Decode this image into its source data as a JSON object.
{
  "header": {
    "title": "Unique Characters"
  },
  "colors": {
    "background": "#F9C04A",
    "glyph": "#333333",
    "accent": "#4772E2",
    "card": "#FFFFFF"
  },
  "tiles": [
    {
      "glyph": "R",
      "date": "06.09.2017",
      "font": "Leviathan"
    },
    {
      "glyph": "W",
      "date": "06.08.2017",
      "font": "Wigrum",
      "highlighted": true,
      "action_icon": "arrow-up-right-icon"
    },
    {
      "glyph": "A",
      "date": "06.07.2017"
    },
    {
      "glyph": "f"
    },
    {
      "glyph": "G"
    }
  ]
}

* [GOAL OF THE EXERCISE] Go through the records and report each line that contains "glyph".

* [RESPONSE]
    "glyph": "#333333",
      "glyph": "R",
      "glyph": "W",
      "glyph": "A",
      "glyph": "f"
      "glyph": "G"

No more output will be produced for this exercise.